WORK INSTRUCTIONS —
Across the records below, how many lines include the string "icon"? Respond with the number only.

Stored items —

.....

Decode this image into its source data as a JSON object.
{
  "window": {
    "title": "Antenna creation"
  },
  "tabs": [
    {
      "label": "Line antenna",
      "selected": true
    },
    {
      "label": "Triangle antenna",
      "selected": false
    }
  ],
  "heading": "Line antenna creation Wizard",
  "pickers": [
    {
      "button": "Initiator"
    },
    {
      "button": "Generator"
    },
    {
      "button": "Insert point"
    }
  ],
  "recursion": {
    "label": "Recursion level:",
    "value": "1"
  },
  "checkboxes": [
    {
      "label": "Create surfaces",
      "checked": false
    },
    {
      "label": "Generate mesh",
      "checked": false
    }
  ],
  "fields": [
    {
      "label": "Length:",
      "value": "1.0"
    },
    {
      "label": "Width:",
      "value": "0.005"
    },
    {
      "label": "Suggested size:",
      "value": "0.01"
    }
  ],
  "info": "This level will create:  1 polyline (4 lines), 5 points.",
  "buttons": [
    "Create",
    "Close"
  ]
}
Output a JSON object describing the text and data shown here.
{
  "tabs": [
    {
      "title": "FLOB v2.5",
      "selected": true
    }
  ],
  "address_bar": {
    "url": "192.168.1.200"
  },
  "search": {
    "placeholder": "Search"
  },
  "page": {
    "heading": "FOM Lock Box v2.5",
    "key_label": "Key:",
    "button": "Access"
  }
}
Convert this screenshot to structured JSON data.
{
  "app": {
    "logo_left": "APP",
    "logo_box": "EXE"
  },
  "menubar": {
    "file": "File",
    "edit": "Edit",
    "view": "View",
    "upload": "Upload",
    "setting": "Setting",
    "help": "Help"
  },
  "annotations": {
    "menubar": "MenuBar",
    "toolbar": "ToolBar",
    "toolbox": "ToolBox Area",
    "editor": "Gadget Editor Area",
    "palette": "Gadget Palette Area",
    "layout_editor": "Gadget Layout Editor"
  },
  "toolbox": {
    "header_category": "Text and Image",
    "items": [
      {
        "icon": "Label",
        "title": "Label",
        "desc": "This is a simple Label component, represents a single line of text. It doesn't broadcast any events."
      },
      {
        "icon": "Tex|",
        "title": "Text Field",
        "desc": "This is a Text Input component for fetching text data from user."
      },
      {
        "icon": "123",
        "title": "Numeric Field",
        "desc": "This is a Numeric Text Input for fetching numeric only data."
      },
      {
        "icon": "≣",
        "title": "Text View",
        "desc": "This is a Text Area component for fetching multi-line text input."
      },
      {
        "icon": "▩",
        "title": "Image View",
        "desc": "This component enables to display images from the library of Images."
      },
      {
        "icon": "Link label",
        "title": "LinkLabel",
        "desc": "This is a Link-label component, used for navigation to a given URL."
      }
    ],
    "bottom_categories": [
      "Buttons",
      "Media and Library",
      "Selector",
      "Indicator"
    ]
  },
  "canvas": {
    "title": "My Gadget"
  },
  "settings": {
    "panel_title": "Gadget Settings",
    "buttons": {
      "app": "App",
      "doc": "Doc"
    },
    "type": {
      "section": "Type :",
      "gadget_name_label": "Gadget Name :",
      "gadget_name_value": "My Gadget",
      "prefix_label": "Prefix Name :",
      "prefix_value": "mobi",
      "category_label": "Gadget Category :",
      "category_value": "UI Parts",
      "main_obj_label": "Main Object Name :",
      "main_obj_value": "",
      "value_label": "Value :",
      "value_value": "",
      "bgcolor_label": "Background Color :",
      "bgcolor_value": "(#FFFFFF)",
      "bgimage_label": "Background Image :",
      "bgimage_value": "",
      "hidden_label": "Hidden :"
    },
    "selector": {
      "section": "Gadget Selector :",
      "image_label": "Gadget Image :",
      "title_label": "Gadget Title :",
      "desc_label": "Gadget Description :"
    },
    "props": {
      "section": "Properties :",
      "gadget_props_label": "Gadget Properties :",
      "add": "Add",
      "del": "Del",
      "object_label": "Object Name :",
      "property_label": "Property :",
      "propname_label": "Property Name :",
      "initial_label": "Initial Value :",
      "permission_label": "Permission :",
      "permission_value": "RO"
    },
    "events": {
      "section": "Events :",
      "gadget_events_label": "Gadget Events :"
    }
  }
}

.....

YOUR RESPONSE —
6